## Work instructions
Look at each line below and tally those holding "into"; answer with that figure and nothing else.

** Given data follows **

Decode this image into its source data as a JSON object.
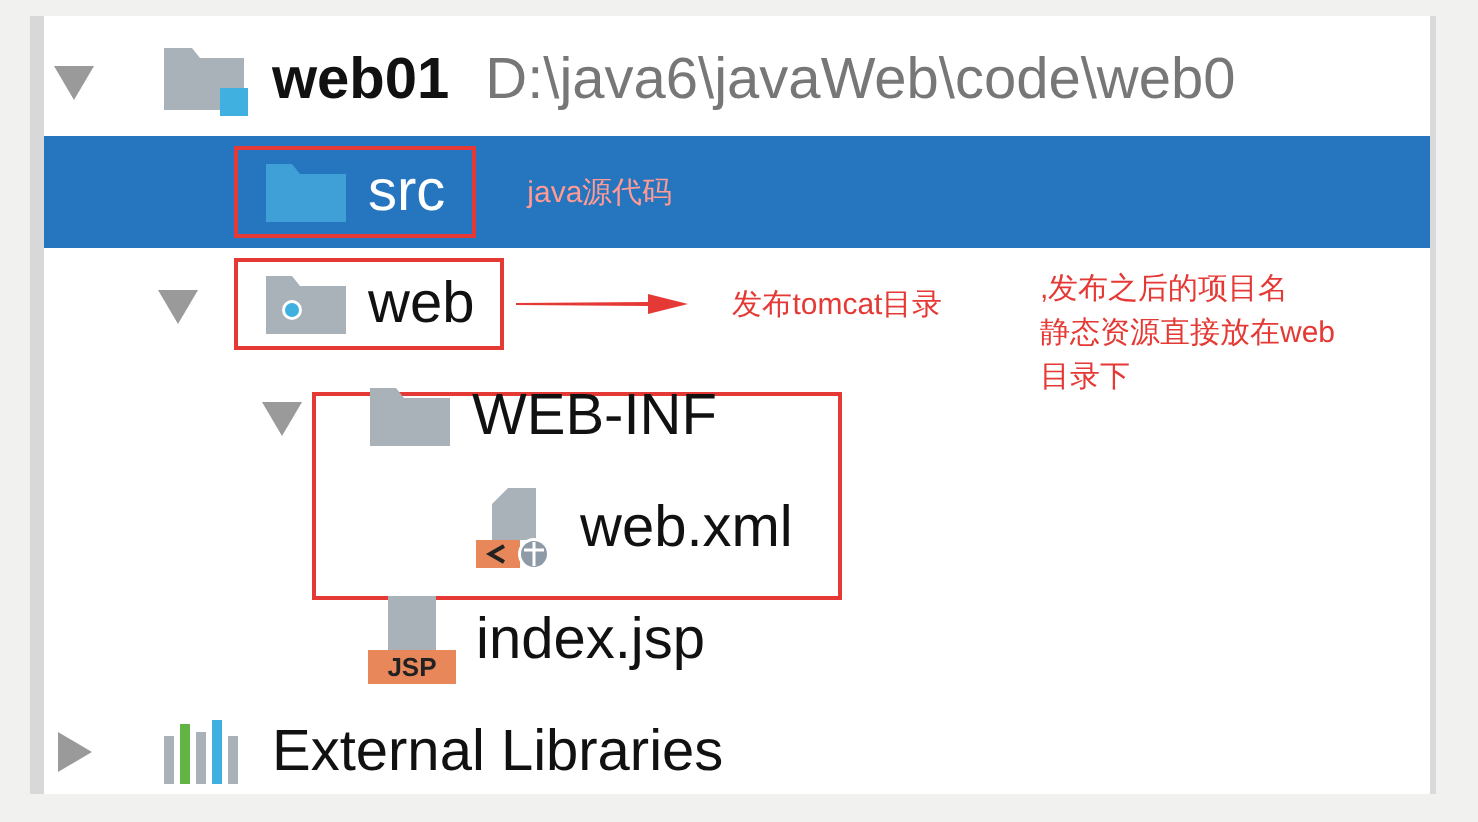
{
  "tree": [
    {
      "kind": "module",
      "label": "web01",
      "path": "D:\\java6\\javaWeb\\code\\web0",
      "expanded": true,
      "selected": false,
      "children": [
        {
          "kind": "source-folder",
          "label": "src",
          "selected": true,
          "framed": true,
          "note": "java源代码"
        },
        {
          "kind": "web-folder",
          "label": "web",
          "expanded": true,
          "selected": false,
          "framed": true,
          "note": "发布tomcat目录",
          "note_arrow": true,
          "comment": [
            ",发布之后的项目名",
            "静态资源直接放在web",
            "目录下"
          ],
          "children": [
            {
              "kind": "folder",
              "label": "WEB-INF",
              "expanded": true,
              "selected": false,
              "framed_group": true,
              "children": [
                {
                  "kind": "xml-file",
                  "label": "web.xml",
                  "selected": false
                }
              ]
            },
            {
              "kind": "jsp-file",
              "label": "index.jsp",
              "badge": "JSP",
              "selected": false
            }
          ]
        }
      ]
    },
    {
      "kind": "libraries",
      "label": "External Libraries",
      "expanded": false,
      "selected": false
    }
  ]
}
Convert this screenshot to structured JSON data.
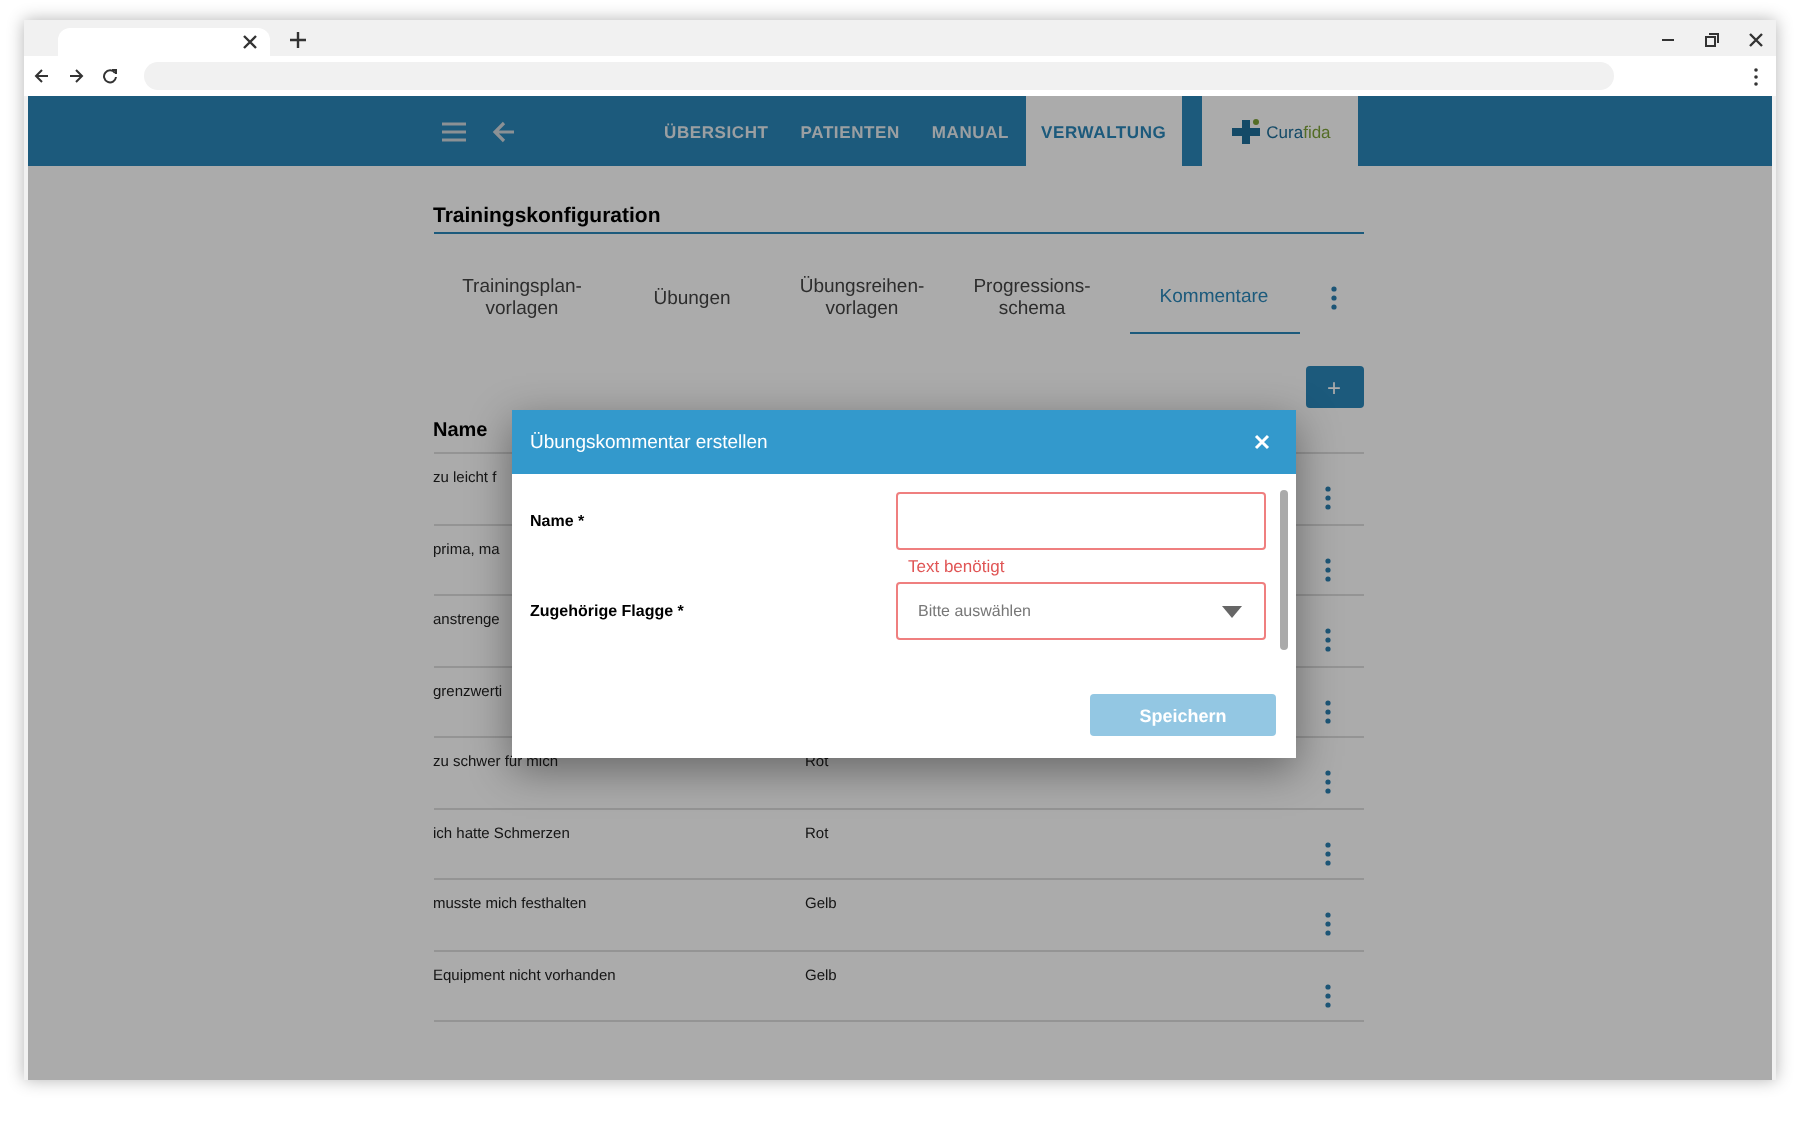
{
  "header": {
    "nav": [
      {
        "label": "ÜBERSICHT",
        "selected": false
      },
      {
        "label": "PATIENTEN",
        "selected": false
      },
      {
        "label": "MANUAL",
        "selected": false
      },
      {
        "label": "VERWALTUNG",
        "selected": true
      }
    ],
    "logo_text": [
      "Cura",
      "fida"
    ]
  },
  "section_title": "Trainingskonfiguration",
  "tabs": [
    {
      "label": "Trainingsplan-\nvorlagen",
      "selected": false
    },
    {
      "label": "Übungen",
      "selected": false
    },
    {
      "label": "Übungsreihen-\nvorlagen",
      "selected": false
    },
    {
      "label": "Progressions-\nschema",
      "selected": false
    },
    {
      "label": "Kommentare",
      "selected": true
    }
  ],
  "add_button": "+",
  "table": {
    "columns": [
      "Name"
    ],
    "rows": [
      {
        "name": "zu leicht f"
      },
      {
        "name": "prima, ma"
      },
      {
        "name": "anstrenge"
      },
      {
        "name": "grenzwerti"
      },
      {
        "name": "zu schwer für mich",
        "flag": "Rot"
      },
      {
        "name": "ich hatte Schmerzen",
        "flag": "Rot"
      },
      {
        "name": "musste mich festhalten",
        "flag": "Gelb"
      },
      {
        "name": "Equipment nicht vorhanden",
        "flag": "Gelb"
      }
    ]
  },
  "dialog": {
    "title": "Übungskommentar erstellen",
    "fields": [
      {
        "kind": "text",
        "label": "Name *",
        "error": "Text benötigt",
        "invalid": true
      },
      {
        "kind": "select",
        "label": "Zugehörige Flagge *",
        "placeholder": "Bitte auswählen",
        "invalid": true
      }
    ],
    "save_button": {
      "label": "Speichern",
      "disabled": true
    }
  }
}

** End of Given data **
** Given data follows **

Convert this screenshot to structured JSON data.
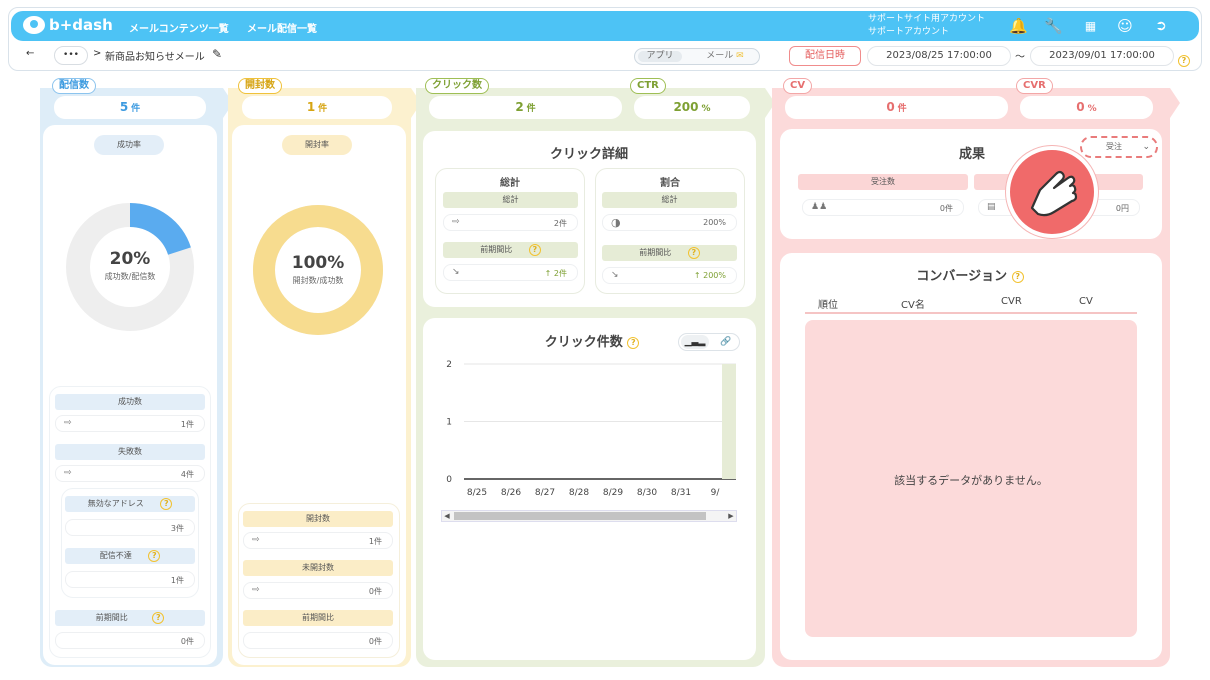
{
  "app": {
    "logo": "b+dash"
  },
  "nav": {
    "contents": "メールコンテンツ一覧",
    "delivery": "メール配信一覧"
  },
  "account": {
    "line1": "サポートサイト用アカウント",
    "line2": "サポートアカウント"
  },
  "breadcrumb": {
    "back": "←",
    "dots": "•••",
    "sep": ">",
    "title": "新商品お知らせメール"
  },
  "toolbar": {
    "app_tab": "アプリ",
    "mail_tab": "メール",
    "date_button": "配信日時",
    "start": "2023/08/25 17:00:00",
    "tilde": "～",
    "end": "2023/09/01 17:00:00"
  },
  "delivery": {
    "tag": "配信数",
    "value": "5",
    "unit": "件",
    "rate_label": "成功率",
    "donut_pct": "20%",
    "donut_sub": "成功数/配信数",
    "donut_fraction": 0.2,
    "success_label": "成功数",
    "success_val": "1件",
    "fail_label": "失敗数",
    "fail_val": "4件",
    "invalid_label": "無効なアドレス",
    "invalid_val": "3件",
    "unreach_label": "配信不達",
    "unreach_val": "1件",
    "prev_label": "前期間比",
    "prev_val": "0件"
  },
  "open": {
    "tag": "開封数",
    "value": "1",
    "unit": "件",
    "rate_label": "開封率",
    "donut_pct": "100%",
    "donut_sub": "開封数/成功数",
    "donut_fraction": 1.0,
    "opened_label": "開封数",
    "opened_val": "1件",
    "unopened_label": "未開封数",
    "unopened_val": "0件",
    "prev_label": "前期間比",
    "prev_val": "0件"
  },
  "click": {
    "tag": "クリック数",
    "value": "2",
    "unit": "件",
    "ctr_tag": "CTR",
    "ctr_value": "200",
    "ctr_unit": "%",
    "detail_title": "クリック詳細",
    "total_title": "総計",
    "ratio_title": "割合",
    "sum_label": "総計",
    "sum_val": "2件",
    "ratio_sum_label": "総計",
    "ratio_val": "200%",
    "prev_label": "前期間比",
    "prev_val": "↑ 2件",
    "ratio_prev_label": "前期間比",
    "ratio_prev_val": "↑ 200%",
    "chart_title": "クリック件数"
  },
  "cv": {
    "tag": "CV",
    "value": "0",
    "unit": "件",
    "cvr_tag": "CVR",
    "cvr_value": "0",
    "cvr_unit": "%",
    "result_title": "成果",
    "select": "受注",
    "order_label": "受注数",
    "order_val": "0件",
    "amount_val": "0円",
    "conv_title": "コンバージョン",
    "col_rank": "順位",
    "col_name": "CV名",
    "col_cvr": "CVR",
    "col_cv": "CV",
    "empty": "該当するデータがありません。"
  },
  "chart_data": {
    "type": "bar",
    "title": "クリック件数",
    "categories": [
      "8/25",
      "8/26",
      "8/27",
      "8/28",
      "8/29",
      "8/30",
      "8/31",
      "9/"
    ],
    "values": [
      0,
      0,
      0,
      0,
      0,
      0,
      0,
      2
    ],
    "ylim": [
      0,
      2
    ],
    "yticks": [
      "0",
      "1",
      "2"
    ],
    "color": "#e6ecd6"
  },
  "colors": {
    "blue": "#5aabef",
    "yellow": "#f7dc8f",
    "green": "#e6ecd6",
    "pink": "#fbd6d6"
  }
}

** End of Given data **
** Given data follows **

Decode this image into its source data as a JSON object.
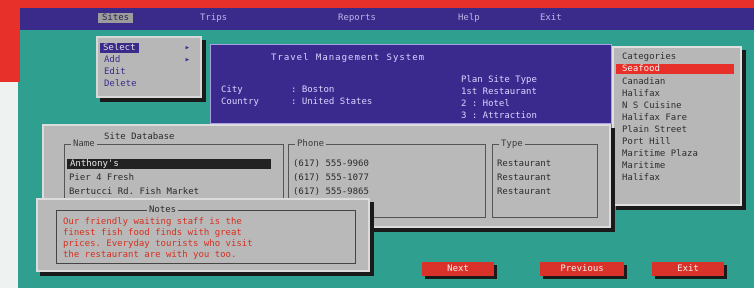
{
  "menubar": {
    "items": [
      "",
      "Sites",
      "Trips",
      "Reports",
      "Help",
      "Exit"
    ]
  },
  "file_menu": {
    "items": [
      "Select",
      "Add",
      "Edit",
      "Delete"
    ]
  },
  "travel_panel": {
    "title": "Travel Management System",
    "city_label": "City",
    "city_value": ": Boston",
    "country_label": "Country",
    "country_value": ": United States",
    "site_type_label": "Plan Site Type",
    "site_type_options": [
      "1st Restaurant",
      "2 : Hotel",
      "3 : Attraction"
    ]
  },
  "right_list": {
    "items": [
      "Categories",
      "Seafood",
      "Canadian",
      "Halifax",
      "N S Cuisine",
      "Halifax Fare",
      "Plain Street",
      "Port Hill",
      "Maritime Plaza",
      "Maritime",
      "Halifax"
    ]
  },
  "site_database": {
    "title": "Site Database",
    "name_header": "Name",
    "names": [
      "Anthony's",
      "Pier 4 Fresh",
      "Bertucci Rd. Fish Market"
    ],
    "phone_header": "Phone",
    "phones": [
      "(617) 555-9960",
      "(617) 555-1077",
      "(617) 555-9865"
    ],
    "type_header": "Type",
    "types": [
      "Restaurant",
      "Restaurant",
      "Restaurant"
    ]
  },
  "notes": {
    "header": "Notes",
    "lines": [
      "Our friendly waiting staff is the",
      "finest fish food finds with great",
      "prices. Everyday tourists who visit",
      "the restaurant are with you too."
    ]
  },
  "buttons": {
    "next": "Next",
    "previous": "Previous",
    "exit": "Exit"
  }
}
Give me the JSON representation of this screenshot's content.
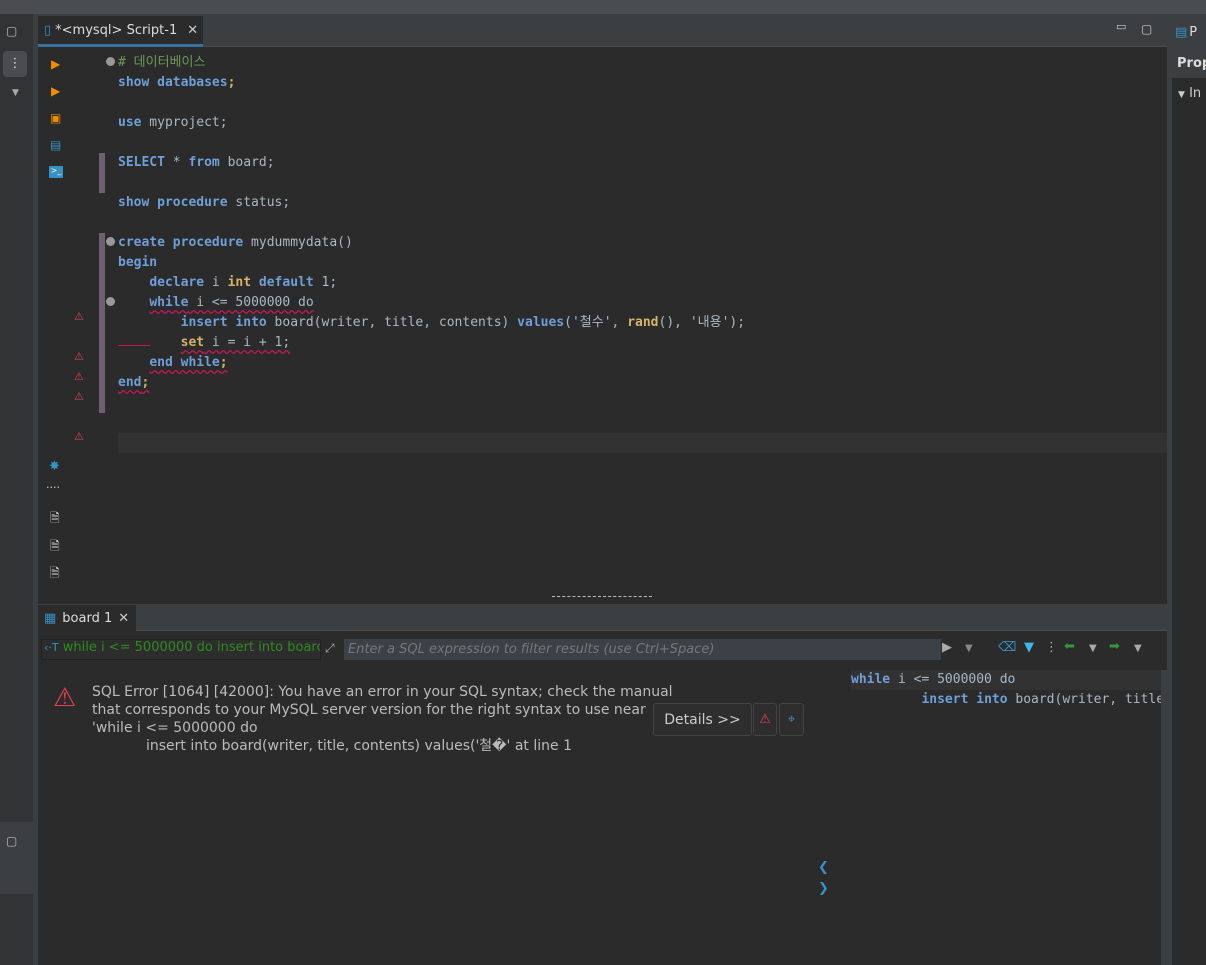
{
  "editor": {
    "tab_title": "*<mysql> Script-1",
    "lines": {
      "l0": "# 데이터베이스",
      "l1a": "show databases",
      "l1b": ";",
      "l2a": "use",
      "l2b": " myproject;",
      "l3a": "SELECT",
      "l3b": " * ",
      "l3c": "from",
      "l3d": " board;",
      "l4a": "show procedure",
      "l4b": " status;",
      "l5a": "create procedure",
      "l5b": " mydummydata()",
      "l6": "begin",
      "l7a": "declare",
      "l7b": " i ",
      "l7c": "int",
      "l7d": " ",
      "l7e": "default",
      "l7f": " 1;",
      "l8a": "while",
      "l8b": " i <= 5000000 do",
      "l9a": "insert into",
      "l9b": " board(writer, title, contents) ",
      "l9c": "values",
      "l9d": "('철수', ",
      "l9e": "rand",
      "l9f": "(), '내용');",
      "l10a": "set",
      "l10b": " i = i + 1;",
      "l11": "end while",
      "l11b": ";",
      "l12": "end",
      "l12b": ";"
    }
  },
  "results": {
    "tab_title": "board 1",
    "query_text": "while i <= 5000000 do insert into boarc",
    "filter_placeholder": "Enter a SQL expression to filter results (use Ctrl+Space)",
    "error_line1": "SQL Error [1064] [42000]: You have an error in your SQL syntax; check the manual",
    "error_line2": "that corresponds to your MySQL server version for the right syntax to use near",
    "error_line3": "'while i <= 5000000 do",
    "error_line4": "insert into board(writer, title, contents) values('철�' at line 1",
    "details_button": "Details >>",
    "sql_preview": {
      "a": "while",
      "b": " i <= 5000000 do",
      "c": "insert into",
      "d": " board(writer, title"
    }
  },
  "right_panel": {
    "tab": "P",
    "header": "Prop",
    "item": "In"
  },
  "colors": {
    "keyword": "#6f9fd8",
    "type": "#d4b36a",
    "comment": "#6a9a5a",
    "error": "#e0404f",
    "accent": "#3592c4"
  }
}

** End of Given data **

## Answer space
6